Data about app and page elements ::

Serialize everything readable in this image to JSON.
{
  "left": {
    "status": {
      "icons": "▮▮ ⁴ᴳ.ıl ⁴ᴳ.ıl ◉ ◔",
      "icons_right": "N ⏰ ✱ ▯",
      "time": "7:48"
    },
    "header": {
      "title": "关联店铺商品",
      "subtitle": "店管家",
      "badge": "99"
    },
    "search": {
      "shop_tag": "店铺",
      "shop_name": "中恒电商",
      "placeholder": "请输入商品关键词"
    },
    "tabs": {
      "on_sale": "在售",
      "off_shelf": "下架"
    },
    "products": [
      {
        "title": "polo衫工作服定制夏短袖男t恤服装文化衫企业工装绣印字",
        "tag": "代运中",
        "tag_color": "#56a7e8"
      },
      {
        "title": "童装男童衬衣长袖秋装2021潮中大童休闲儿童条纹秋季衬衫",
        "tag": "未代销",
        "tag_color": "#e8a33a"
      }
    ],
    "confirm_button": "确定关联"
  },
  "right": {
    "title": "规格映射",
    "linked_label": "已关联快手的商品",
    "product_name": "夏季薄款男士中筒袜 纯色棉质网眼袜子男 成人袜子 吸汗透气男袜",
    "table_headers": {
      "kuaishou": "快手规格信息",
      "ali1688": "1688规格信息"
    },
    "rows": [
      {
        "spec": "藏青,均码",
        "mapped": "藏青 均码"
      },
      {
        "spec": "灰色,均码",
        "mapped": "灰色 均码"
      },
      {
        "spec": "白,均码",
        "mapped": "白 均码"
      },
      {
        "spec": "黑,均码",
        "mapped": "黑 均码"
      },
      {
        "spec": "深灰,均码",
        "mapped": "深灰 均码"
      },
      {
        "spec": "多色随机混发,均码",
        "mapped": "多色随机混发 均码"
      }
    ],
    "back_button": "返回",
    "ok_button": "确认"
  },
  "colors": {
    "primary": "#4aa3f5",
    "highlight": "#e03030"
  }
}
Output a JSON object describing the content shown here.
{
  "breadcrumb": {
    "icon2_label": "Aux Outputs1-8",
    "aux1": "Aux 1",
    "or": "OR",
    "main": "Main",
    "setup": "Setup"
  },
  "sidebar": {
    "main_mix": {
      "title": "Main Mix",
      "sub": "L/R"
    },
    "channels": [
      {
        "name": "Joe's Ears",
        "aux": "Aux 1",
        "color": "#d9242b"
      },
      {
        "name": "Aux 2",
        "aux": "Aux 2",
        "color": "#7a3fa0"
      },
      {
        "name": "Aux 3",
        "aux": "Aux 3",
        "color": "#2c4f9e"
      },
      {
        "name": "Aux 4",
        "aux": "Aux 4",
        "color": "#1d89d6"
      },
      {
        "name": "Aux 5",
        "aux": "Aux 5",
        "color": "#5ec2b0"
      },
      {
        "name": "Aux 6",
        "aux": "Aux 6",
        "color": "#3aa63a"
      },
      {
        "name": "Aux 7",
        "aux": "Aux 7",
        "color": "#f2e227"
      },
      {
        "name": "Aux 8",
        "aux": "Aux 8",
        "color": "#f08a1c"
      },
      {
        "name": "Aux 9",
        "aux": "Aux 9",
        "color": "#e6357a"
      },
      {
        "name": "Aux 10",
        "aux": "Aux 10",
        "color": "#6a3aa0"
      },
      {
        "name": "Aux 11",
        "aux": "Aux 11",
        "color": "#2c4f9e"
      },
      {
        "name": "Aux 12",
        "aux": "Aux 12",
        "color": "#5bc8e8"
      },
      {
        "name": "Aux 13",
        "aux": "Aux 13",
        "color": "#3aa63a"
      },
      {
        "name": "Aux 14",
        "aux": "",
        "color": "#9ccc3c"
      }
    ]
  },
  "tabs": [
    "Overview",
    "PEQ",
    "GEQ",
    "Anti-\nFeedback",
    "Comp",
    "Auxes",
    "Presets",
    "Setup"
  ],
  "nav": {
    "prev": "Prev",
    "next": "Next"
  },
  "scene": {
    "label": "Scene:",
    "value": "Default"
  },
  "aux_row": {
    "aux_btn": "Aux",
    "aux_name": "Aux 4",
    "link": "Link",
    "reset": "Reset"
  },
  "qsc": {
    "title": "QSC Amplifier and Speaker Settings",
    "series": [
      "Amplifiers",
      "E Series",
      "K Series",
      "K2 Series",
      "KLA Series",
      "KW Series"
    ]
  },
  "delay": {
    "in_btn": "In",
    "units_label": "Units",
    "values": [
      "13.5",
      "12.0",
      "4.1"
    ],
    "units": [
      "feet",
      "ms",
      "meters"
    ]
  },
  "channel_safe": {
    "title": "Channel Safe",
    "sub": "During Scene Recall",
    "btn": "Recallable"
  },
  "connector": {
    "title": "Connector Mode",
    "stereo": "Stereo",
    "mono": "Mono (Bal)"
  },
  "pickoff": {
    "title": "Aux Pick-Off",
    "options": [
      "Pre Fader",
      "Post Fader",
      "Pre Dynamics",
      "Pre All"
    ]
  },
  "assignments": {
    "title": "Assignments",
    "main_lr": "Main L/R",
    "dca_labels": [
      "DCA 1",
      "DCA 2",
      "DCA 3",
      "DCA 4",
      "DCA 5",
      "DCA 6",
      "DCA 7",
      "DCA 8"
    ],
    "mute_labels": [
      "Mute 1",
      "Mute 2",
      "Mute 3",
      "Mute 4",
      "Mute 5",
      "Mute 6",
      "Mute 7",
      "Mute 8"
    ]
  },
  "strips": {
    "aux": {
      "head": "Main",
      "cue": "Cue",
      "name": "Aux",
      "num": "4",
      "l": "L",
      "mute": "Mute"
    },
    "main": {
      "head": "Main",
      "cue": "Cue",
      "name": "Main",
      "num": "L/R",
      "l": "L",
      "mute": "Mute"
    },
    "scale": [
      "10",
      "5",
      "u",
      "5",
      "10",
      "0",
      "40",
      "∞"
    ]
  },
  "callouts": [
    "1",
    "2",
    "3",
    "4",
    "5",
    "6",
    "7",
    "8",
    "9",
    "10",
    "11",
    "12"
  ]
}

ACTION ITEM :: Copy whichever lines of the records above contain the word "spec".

EXERCISE RESPONSE ::
        "spec": "藏青,均码",
        "spec": "灰色,均码",
        "spec": "白,均码",
        "spec": "黑,均码",
        "spec": "深灰,均码",
        "spec": "多色随机混发,均码",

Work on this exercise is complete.